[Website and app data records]
● ● ●
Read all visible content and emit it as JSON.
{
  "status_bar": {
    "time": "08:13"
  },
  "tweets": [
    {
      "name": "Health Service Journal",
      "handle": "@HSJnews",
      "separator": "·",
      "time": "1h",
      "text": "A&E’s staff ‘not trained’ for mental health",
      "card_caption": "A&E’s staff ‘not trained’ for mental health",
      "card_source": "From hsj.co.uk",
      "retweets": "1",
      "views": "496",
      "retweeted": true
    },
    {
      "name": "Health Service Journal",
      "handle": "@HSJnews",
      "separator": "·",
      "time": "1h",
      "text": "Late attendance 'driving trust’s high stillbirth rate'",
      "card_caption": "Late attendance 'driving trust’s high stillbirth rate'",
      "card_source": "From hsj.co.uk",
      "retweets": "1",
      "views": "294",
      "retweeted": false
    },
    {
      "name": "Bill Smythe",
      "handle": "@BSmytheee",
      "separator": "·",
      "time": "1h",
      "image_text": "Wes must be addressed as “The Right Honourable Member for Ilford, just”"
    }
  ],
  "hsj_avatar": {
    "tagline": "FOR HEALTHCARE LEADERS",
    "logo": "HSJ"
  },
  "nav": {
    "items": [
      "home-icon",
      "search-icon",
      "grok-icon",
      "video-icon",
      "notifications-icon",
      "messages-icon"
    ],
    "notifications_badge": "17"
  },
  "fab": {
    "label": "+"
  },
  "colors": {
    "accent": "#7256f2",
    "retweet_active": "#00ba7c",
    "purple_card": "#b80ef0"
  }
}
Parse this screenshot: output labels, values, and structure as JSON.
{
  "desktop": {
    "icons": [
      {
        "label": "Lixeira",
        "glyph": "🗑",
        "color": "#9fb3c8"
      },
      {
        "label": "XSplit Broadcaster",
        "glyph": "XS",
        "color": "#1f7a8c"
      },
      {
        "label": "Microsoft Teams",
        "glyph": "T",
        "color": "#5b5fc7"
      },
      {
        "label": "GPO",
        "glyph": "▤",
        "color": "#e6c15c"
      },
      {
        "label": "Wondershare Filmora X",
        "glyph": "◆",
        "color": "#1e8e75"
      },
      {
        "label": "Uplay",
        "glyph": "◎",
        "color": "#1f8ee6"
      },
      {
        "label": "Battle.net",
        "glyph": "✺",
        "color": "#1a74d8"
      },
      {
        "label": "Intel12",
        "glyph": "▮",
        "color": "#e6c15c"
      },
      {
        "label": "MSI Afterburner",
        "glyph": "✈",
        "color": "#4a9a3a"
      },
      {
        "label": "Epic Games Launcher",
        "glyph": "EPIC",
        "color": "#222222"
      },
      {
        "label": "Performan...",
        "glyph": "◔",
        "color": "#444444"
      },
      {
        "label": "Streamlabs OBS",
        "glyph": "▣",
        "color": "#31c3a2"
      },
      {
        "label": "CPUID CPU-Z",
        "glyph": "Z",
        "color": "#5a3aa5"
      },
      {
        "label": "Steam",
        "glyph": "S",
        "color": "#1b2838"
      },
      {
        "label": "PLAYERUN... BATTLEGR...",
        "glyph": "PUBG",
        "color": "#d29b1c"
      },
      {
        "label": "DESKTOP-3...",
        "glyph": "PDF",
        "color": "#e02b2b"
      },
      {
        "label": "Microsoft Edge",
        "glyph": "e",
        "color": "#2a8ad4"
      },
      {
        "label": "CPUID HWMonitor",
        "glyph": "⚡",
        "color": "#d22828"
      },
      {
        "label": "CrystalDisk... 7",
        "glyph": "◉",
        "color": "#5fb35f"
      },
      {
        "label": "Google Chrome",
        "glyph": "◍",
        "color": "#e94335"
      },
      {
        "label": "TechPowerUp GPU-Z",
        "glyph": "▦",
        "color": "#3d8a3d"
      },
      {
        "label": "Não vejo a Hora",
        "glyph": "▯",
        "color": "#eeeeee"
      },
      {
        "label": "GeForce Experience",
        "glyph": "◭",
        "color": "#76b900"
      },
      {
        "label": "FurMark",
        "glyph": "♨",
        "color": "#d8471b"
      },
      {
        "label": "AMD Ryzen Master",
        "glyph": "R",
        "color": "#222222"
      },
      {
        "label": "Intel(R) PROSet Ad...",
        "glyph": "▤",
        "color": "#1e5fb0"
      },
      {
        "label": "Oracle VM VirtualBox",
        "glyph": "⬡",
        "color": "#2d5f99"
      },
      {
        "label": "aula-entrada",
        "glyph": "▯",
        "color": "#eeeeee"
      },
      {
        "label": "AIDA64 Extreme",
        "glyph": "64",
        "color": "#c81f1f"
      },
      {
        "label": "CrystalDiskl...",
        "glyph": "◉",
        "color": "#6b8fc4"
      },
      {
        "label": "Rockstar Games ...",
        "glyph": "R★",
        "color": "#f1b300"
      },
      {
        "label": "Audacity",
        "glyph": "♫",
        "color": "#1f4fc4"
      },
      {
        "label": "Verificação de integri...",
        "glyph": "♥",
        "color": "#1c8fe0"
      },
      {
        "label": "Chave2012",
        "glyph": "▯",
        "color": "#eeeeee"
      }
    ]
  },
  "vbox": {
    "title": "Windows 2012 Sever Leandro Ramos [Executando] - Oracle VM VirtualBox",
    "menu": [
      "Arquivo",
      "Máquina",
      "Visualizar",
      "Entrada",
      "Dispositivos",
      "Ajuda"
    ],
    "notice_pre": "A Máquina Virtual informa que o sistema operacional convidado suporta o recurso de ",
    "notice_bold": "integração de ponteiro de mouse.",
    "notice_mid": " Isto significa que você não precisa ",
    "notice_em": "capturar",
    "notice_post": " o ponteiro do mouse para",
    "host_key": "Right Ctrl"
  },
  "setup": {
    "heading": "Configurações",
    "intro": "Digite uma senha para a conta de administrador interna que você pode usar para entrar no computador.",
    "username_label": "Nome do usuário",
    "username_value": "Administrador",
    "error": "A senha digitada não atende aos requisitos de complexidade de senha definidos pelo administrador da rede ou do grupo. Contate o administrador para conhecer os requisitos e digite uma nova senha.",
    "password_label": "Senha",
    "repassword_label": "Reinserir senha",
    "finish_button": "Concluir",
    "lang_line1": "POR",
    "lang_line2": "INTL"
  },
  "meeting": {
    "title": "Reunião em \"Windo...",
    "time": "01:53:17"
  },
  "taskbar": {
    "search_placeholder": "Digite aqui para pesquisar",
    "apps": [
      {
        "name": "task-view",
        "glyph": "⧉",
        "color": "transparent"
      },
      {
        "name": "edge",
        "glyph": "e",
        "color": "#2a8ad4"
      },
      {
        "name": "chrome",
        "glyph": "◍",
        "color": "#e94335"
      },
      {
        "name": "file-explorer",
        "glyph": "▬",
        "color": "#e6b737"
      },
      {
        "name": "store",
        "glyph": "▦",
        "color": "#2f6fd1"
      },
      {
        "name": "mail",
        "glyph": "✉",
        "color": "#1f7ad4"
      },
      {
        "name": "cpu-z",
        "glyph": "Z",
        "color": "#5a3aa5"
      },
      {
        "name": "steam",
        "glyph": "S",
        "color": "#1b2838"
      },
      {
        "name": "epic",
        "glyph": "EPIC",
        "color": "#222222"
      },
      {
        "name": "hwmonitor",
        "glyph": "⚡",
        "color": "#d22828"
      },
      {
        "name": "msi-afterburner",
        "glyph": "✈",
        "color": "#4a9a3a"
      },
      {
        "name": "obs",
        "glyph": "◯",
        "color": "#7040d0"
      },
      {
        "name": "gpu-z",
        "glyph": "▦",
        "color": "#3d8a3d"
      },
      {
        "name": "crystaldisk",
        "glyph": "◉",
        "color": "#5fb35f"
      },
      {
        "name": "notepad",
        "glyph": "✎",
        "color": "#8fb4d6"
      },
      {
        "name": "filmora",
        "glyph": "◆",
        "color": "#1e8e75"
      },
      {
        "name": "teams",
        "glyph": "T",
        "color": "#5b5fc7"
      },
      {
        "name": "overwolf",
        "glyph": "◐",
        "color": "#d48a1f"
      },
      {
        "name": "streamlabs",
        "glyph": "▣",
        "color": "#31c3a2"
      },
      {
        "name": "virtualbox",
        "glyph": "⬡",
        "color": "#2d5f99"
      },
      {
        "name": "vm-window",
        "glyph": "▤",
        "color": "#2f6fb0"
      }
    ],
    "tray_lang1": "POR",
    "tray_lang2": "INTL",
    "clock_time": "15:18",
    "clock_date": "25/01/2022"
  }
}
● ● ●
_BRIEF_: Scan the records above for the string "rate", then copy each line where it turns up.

_ANSWER TO THIS PROBLEM_:
      "text": "Late attendance 'driving trust’s high stillbirth rate'",
      "card_caption": "Late attendance 'driving trust’s high stillbirth rate'",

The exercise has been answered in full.